Now, of course, you might say "Don't you want to keep that for yourself, get those publications for yourself, have the University sell it to generate research money?" Nope. I don't have time to analyze every interesting place on Earth, I'll get enough publications through my own research interests (which are constantly evolving, too), and money (specifically, lack of) is so often an obstacle to good science. Lots of universities have strict rules about publishing software—the creator of the Gnu linux OS has a good story about MIT's license requirements and why he quit his job there before developing the OS. I've noticed that anything developed within the California state university system (including my Mac's underlying Debian linux OS) is copyrighted to the university system Regents, not the people that actually wrote the software. As for me, I prefer to put my brain out there for free, and my University allows that.
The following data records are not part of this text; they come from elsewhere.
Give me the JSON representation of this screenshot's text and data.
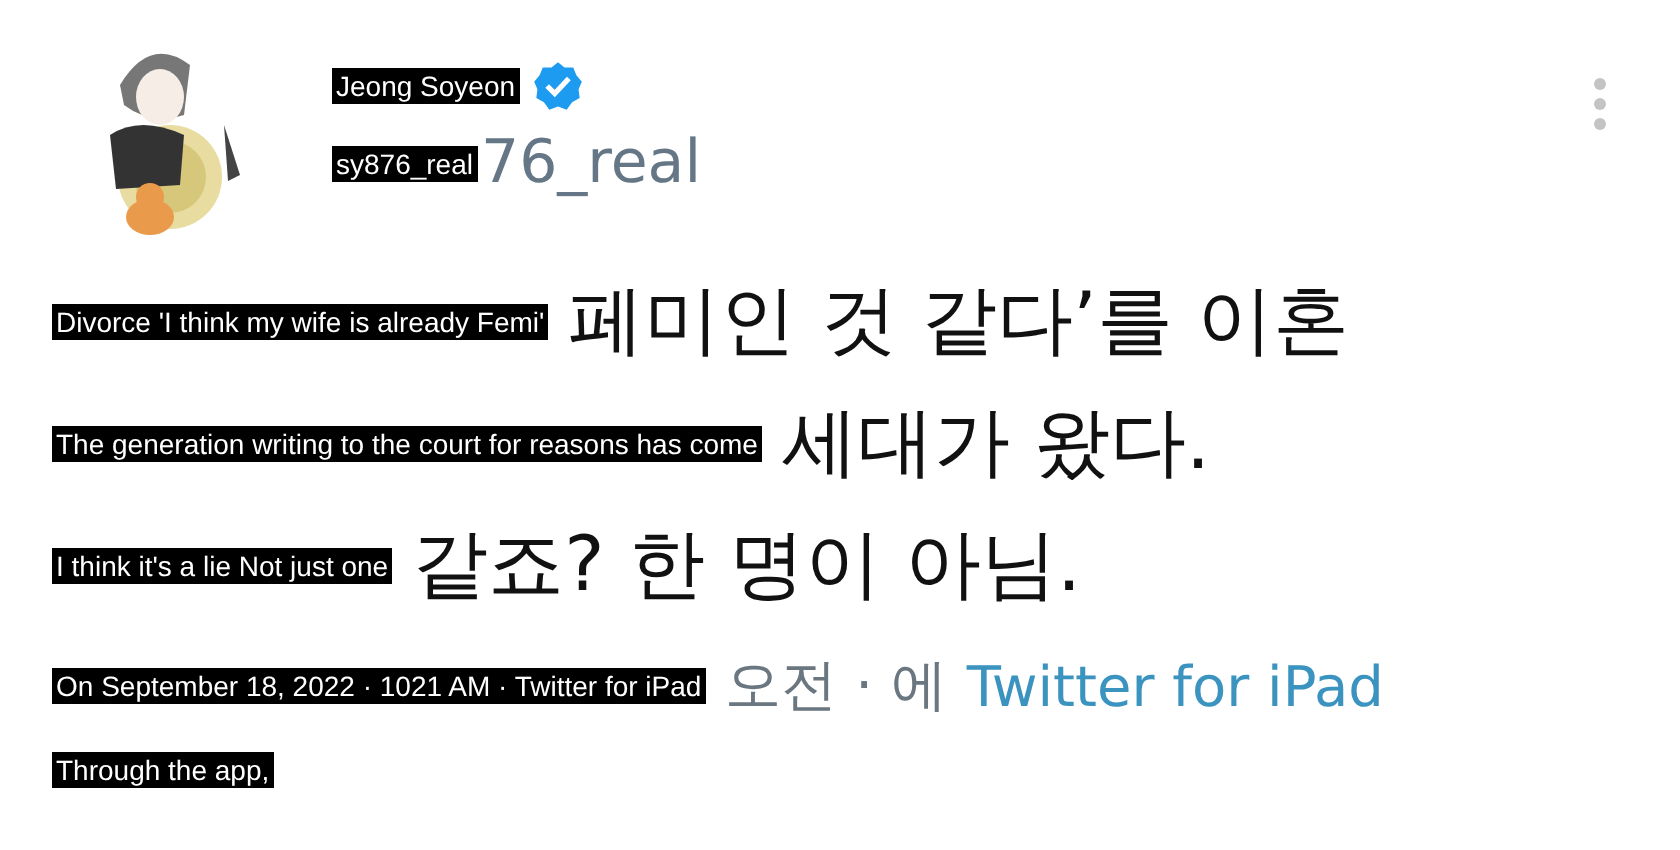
{
  "tweet": {
    "author": {
      "name": "Jeong Soyeon",
      "verified": true,
      "handle_overlay": "sy876_real",
      "handle": "76_real"
    },
    "lines": [
      {
        "overlay": "Divorce 'I think my wife is already Femi'",
        "text": "페미인 것 같다’를 이혼"
      },
      {
        "overlay": "The generation writing to the court for reasons has come",
        "text": "세대가 왔다."
      },
      {
        "overlay": "I think it's a lie Not just one",
        "text": "같죠? 한 명이 아님."
      }
    ],
    "meta": {
      "overlay": "On September 18, 2022 · 1021 AM · Twitter for iPad",
      "text": "오전 · 에",
      "source": "Twitter for iPad"
    },
    "meta_end": {
      "overlay": "Through the app,"
    }
  }
}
It's just how I want the science to be.

So, for that paper I mentioned a couple days ago, we will be posting the accompanying analysis scripts to a GitHub repository for anyone and everyone to pull down, reproduce our results (with the provided raw dataset, same as I used to develop the paper), generate new results for other places, find bugs, make improvements, add features and methods, collaborate to make it even better. 5500 lines of Python in 24 scripts, through which about 60 MB in input data generates something like 280GB of analytical output (including tons of plots and maps). While also writing the paper, I spent this past autumn prepping, commenting, reorganizing, modularizing, simplifying, and streamlining that package so that it will be as easy as I can make it for a new user to get started. I'm still working on the README (that is, instructions for use) but I figure I'll have the time while the paper is in review to get that finished.

We intend to do the same for the next two papers in The Plan—this is just "Part 1." Publishing the code is certainly more work than just getting the results and publishing the paper. But this way, interested researchers can dig in to their hearts' content. Reproduce my analyses and tell me if I missed something. Use it for your own analyses for that area you're interested in, cite my paper in your own publication, and then take the time to tell me how you think the code can be improved for more general use. Everybody wins.
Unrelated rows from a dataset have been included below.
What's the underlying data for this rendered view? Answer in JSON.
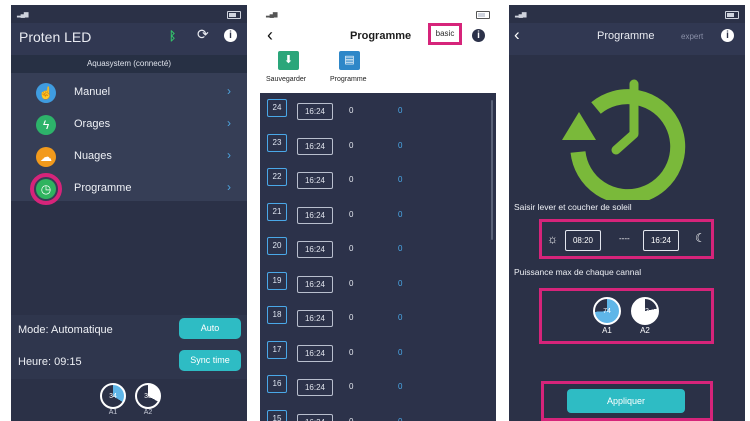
{
  "screen1": {
    "title": "Proten LED",
    "bluetooth_icon": "bluetooth-icon",
    "refresh_icon": "refresh-icon",
    "info_icon": "info-icon",
    "connection": "Aquasystem (connecté)",
    "menu": [
      {
        "label": "Manuel",
        "icon": "hand-icon",
        "color": "#3f9ce0"
      },
      {
        "label": "Orages",
        "icon": "lightning-icon",
        "color": "#2db36a"
      },
      {
        "label": "Nuages",
        "icon": "cloud-icon",
        "color": "#f29a1c"
      },
      {
        "label": "Programme",
        "icon": "clock-icon",
        "color": "#2fb35f",
        "highlighted": true
      }
    ],
    "mode_label": "Mode:",
    "mode_value": "Automatique",
    "mode_button": "Auto",
    "time_label": "Heure:",
    "time_value": "09:15",
    "sync_button": "Sync time",
    "channels": [
      {
        "name": "A1",
        "value": "34",
        "level": 0.34
      },
      {
        "name": "A2",
        "value": "33",
        "level": 0.33
      }
    ]
  },
  "screen2": {
    "title": "Programme",
    "mode_tab": "basic",
    "save_label": "Sauvegarder",
    "program_label": "Programme",
    "rows": [
      {
        "num": "24",
        "time": "16:24",
        "a": "0",
        "b": "0"
      },
      {
        "num": "23",
        "time": "16:24",
        "a": "0",
        "b": "0"
      },
      {
        "num": "22",
        "time": "16:24",
        "a": "0",
        "b": "0"
      },
      {
        "num": "21",
        "time": "16:24",
        "a": "0",
        "b": "0"
      },
      {
        "num": "20",
        "time": "16:24",
        "a": "0",
        "b": "0"
      },
      {
        "num": "19",
        "time": "16:24",
        "a": "0",
        "b": "0"
      },
      {
        "num": "18",
        "time": "16:24",
        "a": "0",
        "b": "0"
      },
      {
        "num": "17",
        "time": "16:24",
        "a": "0",
        "b": "0"
      },
      {
        "num": "16",
        "time": "16:24",
        "a": "0",
        "b": "0"
      },
      {
        "num": "15",
        "time": "16:24",
        "a": "0",
        "b": "0"
      }
    ]
  },
  "screen3": {
    "title": "Programme",
    "mode_tab": "expert",
    "sun_label": "Saisir lever et coucher de soleil",
    "sunrise": "08:20",
    "separator": "----",
    "sunset": "16:24",
    "power_label": "Puissance max de chaque cannal",
    "channels": [
      {
        "name": "A1",
        "value": "74",
        "level": 0.74
      },
      {
        "name": "A2",
        "value": "22",
        "level": 0.22
      }
    ],
    "apply_button": "Appliquer"
  },
  "colors": {
    "highlight": "#d6247a",
    "accent": "#2ebcc4",
    "link": "#4aa8e8",
    "clock_green": "#7ab93a"
  }
}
Oh, and about Fortran, I resurrected from my archives some code that I wrote for a paper that I published in 2008, and I replaced a rather opaque 300-line F90 module with an equivalent 20-line Python/NumPy function for the analyses that went into this new paper. I'm pretty sure I have a new "home language" now.